On every line of the listing, check for "orders"; copy the lines that have it.

========================

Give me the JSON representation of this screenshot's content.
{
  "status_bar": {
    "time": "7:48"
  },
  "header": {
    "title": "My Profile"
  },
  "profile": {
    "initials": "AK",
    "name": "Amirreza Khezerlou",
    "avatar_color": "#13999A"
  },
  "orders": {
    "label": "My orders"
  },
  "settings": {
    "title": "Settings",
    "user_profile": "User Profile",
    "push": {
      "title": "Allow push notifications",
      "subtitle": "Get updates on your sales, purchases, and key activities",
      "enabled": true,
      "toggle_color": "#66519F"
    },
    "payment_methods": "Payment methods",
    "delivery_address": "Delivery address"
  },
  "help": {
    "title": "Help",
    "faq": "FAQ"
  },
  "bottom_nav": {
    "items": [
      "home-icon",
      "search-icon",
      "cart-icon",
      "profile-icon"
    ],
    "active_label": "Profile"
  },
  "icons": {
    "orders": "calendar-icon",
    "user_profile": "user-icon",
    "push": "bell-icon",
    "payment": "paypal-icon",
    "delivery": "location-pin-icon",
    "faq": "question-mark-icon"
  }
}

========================

Result of this exercise:
  "orders": {
    "label": "My orders"
    "orders": "calendar-icon",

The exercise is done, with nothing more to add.